(Data records for software interfaces)
===============

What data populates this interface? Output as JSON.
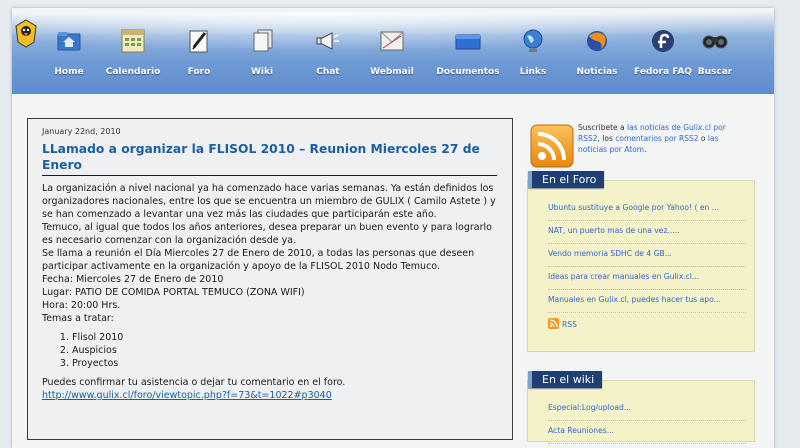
{
  "nav": {
    "items": [
      {
        "label": "Home",
        "icon": "home-icon"
      },
      {
        "label": "Calendario",
        "icon": "calendar-icon"
      },
      {
        "label": "Foro",
        "icon": "pencil-icon"
      },
      {
        "label": "Wiki",
        "icon": "documents-icon"
      },
      {
        "label": "Chat",
        "icon": "megaphone-icon"
      },
      {
        "label": "Webmail",
        "icon": "mail-icon"
      },
      {
        "label": "Documentos",
        "icon": "folder-icon"
      },
      {
        "label": "Links",
        "icon": "globe-icon"
      },
      {
        "label": "Noticias",
        "icon": "firefox-icon"
      },
      {
        "label": "Fedora FAQ",
        "icon": "fedora-icon"
      },
      {
        "label": "Buscar",
        "icon": "binoculars-icon"
      }
    ]
  },
  "post": {
    "date": "January 22nd, 2010",
    "title": "LLamado a organizar la FLISOL 2010 – Reunion Miercoles 27 de Enero",
    "paragraphs": [
      "La organización a nivel nacional ya ha comenzado hace varias semanas. Ya están definidos los organizadores nacionales, entre los que se encuentra un miembro de GULIX ( Camilo Astete ) y se han comenzado a levantar una vez más las ciudades que participarán este año.",
      "Temuco, al igual que todos los años anteriores, desea preparar un buen evento y para lograrlo es necesario comenzar con la organización desde ya.",
      "Se llama a reunión el Día Miercoles 27 de Enero de 2010, a todas las personas que deseen participar activamente en la organización y apoyo de la FLISOL 2010 Nodo Temuco.",
      "Fecha: Miercoles 27 de Enero de 2010",
      "Lugar:  PATIO DE COMIDA PORTAL TEMUCO (ZONA WIFI)",
      "Hora: 20:00 Hrs.",
      "Temas a tratar:"
    ],
    "topics": [
      "Flisol 2010",
      "Auspicios",
      "Proyectos"
    ],
    "closing": "Puedes confirmar tu asistencia  o dejar tu comentario en el foro.",
    "link": "http://www.gulix.cl/foro/viewtopic.php?f=73&t=1022#p3040"
  },
  "subscribe": {
    "prefix": "Suscribete a ",
    "link1": "las noticias de Gulix.cl por RSS2",
    "middle": ", los ",
    "link2": "comentarios por RSS2",
    "middle2": " o ",
    "link3": "las noticias por Atom",
    "suffix": "."
  },
  "foro": {
    "title": "En el Foro",
    "items": [
      "Ubuntu sustituye a Google por Yahoo! ( en ...",
      "NAT, un puerto mas de una vez.....",
      "Vendo memoria SDHC de 4 GB...",
      "Ideas para crear manuales en Gulix.cl...",
      "Manuales en Gulix.cl, puedes hacer tus apo..."
    ],
    "rss_label": "RSS"
  },
  "wiki": {
    "title": "En el wiki",
    "items": [
      "Especial:Log/upload...",
      "Acta Reuniones..."
    ]
  },
  "colors": {
    "nav_blue": "#6f9ad4",
    "link_blue": "#1b5fa3",
    "widget_bg": "#f4f2c8",
    "widget_title": "#1d3f74",
    "rss_orange": "#f39a1c"
  }
}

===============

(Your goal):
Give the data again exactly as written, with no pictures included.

(Answer space):
What data populates this interface? Output as JSON.
{
  "nav": {
    "items": [
      {
        "label": "Home",
        "icon": "home-icon"
      },
      {
        "label": "Calendario",
        "icon": "calendar-icon"
      },
      {
        "label": "Foro",
        "icon": "pencil-icon"
      },
      {
        "label": "Wiki",
        "icon": "documents-icon"
      },
      {
        "label": "Chat",
        "icon": "megaphone-icon"
      },
      {
        "label": "Webmail",
        "icon": "mail-icon"
      },
      {
        "label": "Documentos",
        "icon": "folder-icon"
      },
      {
        "label": "Links",
        "icon": "globe-icon"
      },
      {
        "label": "Noticias",
        "icon": "firefox-icon"
      },
      {
        "label": "Fedora FAQ",
        "icon": "fedora-icon"
      },
      {
        "label": "Buscar",
        "icon": "binoculars-icon"
      }
    ]
  },
  "post": {
    "date": "January 22nd, 2010",
    "title": "LLamado a organizar la FLISOL 2010 – Reunion Miercoles 27 de Enero",
    "paragraphs": [
      "La organización a nivel nacional ya ha comenzado hace varias semanas. Ya están definidos los organizadores nacionales, entre los que se encuentra un miembro de GULIX ( Camilo Astete ) y se han comenzado a levantar una vez más las ciudades que participarán este año.",
      "Temuco, al igual que todos los años anteriores, desea preparar un buen evento y para lograrlo es necesario comenzar con la organización desde ya.",
      "Se llama a reunión el Día Miercoles 27 de Enero de 2010, a todas las personas que deseen participar activamente en la organización y apoyo de la FLISOL 2010 Nodo Temuco.",
      "Fecha: Miercoles 27 de Enero de 2010",
      "Lugar:  PATIO DE COMIDA PORTAL TEMUCO (ZONA WIFI)",
      "Hora: 20:00 Hrs.",
      "Temas a tratar:"
    ],
    "topics": [
      "Flisol 2010",
      "Auspicios",
      "Proyectos"
    ],
    "closing": "Puedes confirmar tu asistencia  o dejar tu comentario en el foro.",
    "link": "http://www.gulix.cl/foro/viewtopic.php?f=73&t=1022#p3040"
  },
  "subscribe": {
    "prefix": "Suscribete a ",
    "link1": "las noticias de Gulix.cl por RSS2",
    "middle": ", los ",
    "link2": "comentarios por RSS2",
    "middle2": " o ",
    "link3": "las noticias por Atom",
    "suffix": "."
  },
  "foro": {
    "title": "En el Foro",
    "items": [
      "Ubuntu sustituye a Google por Yahoo! ( en ...",
      "NAT, un puerto mas de una vez.....",
      "Vendo memoria SDHC de 4 GB...",
      "Ideas para crear manuales en Gulix.cl...",
      "Manuales en Gulix.cl, puedes hacer tus apo..."
    ],
    "rss_label": "RSS"
  },
  "wiki": {
    "title": "En el wiki",
    "items": [
      "Especial:Log/upload...",
      "Acta Reuniones..."
    ]
  },
  "colors": {
    "nav_blue": "#6f9ad4",
    "link_blue": "#1b5fa3",
    "widget_bg": "#f4f2c8",
    "widget_title": "#1d3f74",
    "rss_orange": "#f39a1c"
  }
}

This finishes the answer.